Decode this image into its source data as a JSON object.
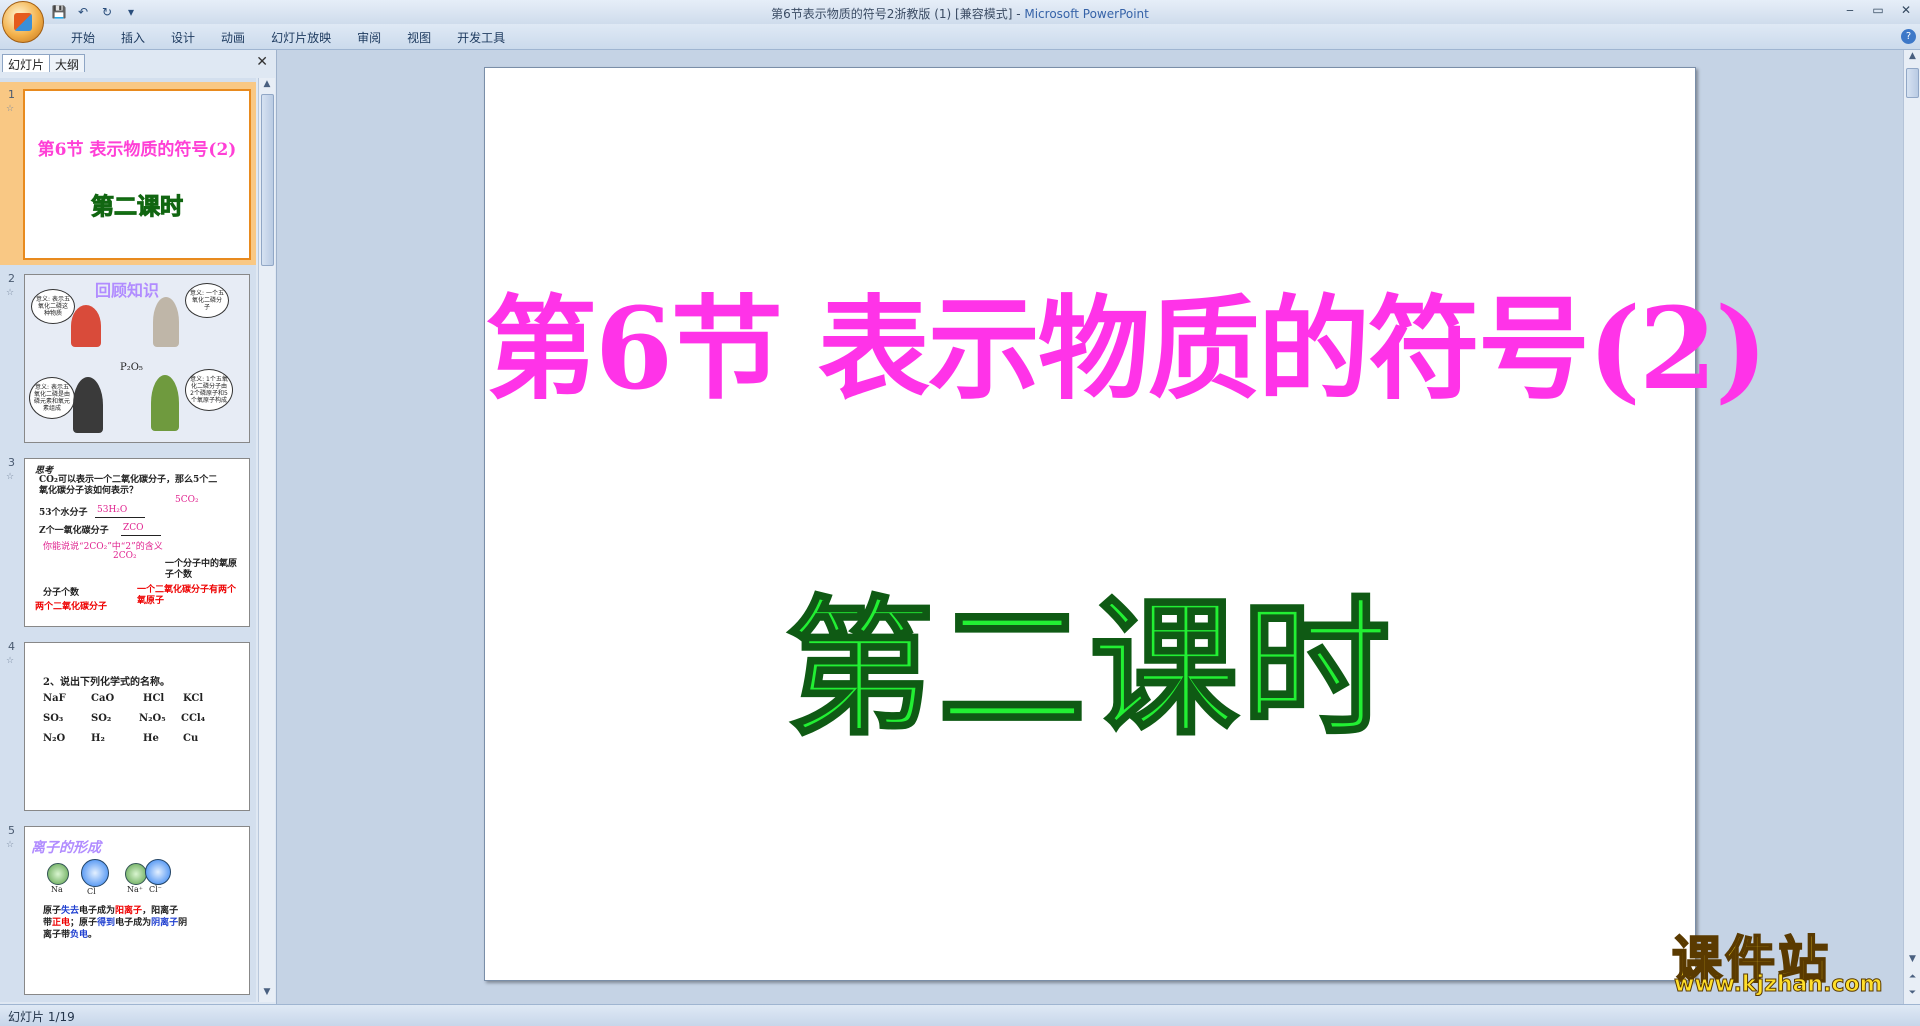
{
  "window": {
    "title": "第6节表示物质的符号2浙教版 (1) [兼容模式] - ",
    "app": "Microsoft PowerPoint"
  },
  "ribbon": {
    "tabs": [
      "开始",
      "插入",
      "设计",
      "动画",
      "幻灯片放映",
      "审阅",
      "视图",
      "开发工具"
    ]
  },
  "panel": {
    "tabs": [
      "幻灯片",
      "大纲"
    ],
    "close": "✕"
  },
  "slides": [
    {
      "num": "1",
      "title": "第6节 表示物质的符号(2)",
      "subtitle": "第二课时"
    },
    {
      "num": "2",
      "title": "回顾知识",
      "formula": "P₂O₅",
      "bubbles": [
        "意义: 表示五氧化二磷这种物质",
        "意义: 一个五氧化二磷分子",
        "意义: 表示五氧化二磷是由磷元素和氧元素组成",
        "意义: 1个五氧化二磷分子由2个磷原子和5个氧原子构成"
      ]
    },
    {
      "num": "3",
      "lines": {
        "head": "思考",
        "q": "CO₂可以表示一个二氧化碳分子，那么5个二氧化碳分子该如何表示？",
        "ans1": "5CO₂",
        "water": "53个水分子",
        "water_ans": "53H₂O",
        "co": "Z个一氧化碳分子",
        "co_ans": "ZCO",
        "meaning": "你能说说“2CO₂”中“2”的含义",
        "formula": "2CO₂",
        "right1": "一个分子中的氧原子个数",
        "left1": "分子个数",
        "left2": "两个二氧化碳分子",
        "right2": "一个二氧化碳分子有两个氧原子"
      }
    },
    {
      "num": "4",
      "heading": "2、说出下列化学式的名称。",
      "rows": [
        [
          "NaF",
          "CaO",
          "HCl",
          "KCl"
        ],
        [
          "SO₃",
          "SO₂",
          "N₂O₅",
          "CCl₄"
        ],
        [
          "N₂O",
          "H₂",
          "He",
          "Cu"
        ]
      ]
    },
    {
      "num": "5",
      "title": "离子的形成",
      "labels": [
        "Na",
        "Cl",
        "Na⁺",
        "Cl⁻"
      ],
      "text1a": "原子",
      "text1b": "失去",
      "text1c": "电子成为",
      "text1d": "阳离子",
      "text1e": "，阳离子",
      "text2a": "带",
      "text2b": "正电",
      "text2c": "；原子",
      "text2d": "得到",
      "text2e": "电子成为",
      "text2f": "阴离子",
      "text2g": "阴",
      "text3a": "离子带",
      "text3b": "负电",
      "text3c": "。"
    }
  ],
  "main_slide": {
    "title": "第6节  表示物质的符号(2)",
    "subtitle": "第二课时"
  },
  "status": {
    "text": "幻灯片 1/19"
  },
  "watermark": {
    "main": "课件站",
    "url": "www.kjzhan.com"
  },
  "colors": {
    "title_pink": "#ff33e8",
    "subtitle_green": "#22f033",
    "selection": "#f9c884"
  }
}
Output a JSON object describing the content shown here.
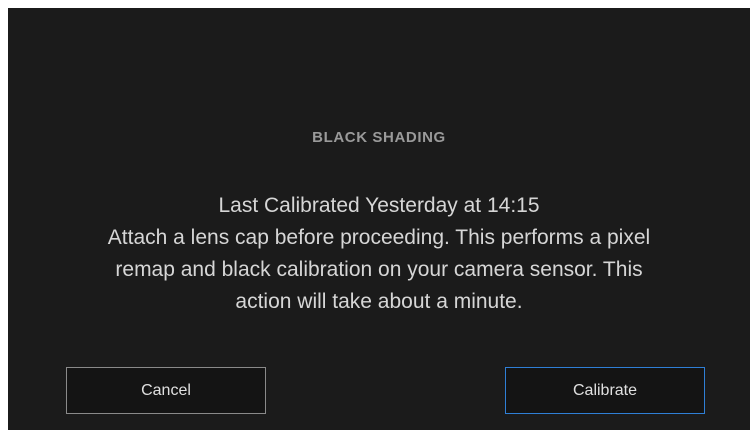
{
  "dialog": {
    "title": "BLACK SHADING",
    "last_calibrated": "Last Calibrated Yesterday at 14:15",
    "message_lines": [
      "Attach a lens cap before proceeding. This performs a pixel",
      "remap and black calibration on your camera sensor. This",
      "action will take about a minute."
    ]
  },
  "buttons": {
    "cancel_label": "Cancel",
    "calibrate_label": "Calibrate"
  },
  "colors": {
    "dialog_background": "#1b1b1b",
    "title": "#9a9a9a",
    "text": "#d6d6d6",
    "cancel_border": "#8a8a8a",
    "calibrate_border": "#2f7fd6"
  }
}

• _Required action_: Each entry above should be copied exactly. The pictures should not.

• _Result for this task_:
Decode this image into its source data as a JSON object.
{
  "window": {
    "title": "第6节表示物质的符号2浙教版 (1) [兼容模式] - ",
    "app": "Microsoft PowerPoint"
  },
  "ribbon": {
    "tabs": [
      "开始",
      "插入",
      "设计",
      "动画",
      "幻灯片放映",
      "审阅",
      "视图",
      "开发工具"
    ]
  },
  "panel": {
    "tabs": [
      "幻灯片",
      "大纲"
    ],
    "close": "✕"
  },
  "slides": [
    {
      "num": "1",
      "title": "第6节 表示物质的符号(2)",
      "subtitle": "第二课时"
    },
    {
      "num": "2",
      "title": "回顾知识",
      "formula": "P₂O₅",
      "bubbles": [
        "意义: 表示五氧化二磷这种物质",
        "意义: 一个五氧化二磷分子",
        "意义: 表示五氧化二磷是由磷元素和氧元素组成",
        "意义: 1个五氧化二磷分子由2个磷原子和5个氧原子构成"
      ]
    },
    {
      "num": "3",
      "lines": {
        "head": "思考",
        "q": "CO₂可以表示一个二氧化碳分子，那么5个二氧化碳分子该如何表示？",
        "ans1": "5CO₂",
        "water": "53个水分子",
        "water_ans": "53H₂O",
        "co": "Z个一氧化碳分子",
        "co_ans": "ZCO",
        "meaning": "你能说说“2CO₂”中“2”的含义",
        "formula": "2CO₂",
        "right1": "一个分子中的氧原子个数",
        "left1": "分子个数",
        "left2": "两个二氧化碳分子",
        "right2": "一个二氧化碳分子有两个氧原子"
      }
    },
    {
      "num": "4",
      "heading": "2、说出下列化学式的名称。",
      "rows": [
        [
          "NaF",
          "CaO",
          "HCl",
          "KCl"
        ],
        [
          "SO₃",
          "SO₂",
          "N₂O₅",
          "CCl₄"
        ],
        [
          "N₂O",
          "H₂",
          "He",
          "Cu"
        ]
      ]
    },
    {
      "num": "5",
      "title": "离子的形成",
      "labels": [
        "Na",
        "Cl",
        "Na⁺",
        "Cl⁻"
      ],
      "text1a": "原子",
      "text1b": "失去",
      "text1c": "电子成为",
      "text1d": "阳离子",
      "text1e": "，阳离子",
      "text2a": "带",
      "text2b": "正电",
      "text2c": "；原子",
      "text2d": "得到",
      "text2e": "电子成为",
      "text2f": "阴离子",
      "text2g": "阴",
      "text3a": "离子带",
      "text3b": "负电",
      "text3c": "。"
    }
  ],
  "main_slide": {
    "title": "第6节  表示物质的符号(2)",
    "subtitle": "第二课时"
  },
  "status": {
    "text": "幻灯片 1/19"
  },
  "watermark": {
    "main": "课件站",
    "url": "www.kjzhan.com"
  },
  "colors": {
    "title_pink": "#ff33e8",
    "subtitle_green": "#22f033",
    "selection": "#f9c884"
  }
}
Output a JSON object describing the content shown here.
{
  "dialog": {
    "title": "BLACK SHADING",
    "last_calibrated": "Last Calibrated Yesterday at 14:15",
    "message_lines": [
      "Attach a lens cap before proceeding. This performs a pixel",
      "remap and black calibration on your camera sensor. This",
      "action will take about a minute."
    ]
  },
  "buttons": {
    "cancel_label": "Cancel",
    "calibrate_label": "Calibrate"
  },
  "colors": {
    "dialog_background": "#1b1b1b",
    "title": "#9a9a9a",
    "text": "#d6d6d6",
    "cancel_border": "#8a8a8a",
    "calibrate_border": "#2f7fd6"
  }
}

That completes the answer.